On the radio this morning one of the guests was asked, "Apart from changing your light-bulbs, what have you personally done about climate change?" and they said "Well it's complex, I don't know all the facts, so... well we've changed our light-bulbs, but..." [done nothing else].
That's a pathetic excuse. You do not need to know the details.
Almost no-one claims to understand the details of international finance, but we still reckon we know what should be done about bonuses, and we make decisions about which bank to put our money in. But the vested interests in the climate debate seem to be succeeding in making things seem too complex for us mere mortals to understand or do anything about.
But it's really easy to know what to do, and you don't need to follow the ins-and-outs. Here's what to do:
There's acres of detail available if you want to read more detail, e.g. some tips from New Scientist and this excellent free book about energy but the basic advice is as simple and boring and unchanging as the above stuff.

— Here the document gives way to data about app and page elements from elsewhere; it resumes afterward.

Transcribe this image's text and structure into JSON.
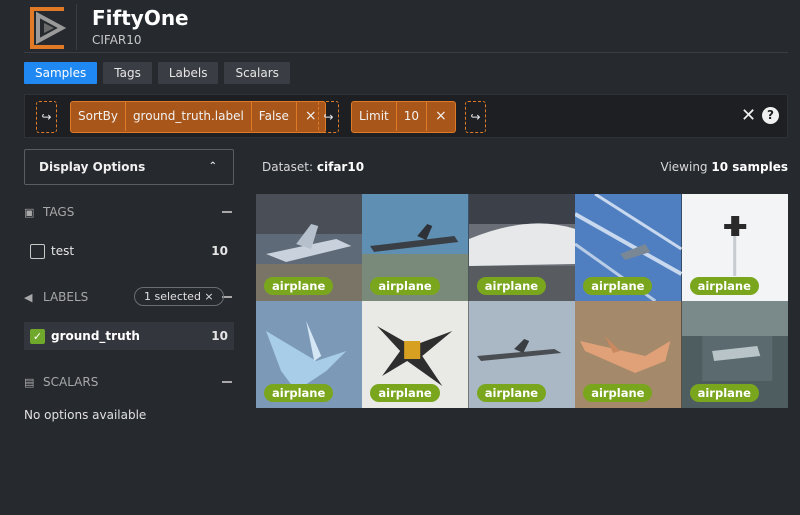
{
  "app": {
    "title": "FiftyOne",
    "dataset_name": "CIFAR10"
  },
  "tabs": [
    {
      "label": "Samples",
      "active": true
    },
    {
      "label": "Tags",
      "active": false
    },
    {
      "label": "Labels",
      "active": false
    },
    {
      "label": "Scalars",
      "active": false
    }
  ],
  "view_bar": {
    "add_stage_glyph": "↪",
    "stages": [
      {
        "name": "SortBy",
        "params": [
          "ground_truth.label",
          "False"
        ]
      },
      {
        "name": "Limit",
        "params": [
          "10"
        ]
      }
    ],
    "remove_glyph": "×",
    "close_glyph": "✕",
    "help_glyph": "?"
  },
  "sidebar": {
    "display_options_label": "Display Options",
    "tags": {
      "title": "TAGS",
      "items": [
        {
          "label": "test",
          "count": "10",
          "checked": false
        }
      ]
    },
    "labels": {
      "title": "LABELS",
      "selected_pill": "1 selected ×",
      "items": [
        {
          "label": "ground_truth",
          "count": "10",
          "checked": true
        }
      ]
    },
    "scalars": {
      "title": "SCALARS",
      "empty_text": "No options available"
    }
  },
  "main": {
    "dataset_prefix": "Dataset:",
    "dataset_value": "cifar10",
    "viewing_prefix": "Viewing",
    "viewing_value": "10 samples"
  },
  "samples": [
    {
      "label": "airplane",
      "bg": "#5e6a78"
    },
    {
      "label": "airplane",
      "bg": "#5f8fb3"
    },
    {
      "label": "airplane",
      "bg": "#6a6f77"
    },
    {
      "label": "airplane",
      "bg": "#4f7fc0"
    },
    {
      "label": "airplane",
      "bg": "#f2f4f6"
    },
    {
      "label": "airplane",
      "bg": "#7c9ab8"
    },
    {
      "label": "airplane",
      "bg": "#e9e9e6"
    },
    {
      "label": "airplane",
      "bg": "#aab8c6"
    },
    {
      "label": "airplane",
      "bg": "#a48a6a"
    },
    {
      "label": "airplane",
      "bg": "#4e5e60"
    }
  ],
  "colors": {
    "accent": "#1f88f2",
    "stage": "#e07a26",
    "label_tag": "#7aa61e",
    "check": "#6fa82a"
  }
}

As an academic researcher I've hated having to avoid international flights. There have been some brilliant opportunities popped up over the past year, to go and do some research visits or go to international conferences - and I've taken up some of them, but some of them I've let slip specifically because of all the international flying that would be involved. And that's my loss. Just like it's a loss to not have the freedom to go flying off on holiday every year, or to have energy-saving lightbulbs that still take a few seconds to warm up to their full brightness which is a hassle.
You can see how it adds up in our brains. Hassle + complex = ignore it for now, maybe think about it later. That's a natural reaction. But the complexity is irrelevant, because we can all do these things we need to, so we need to try.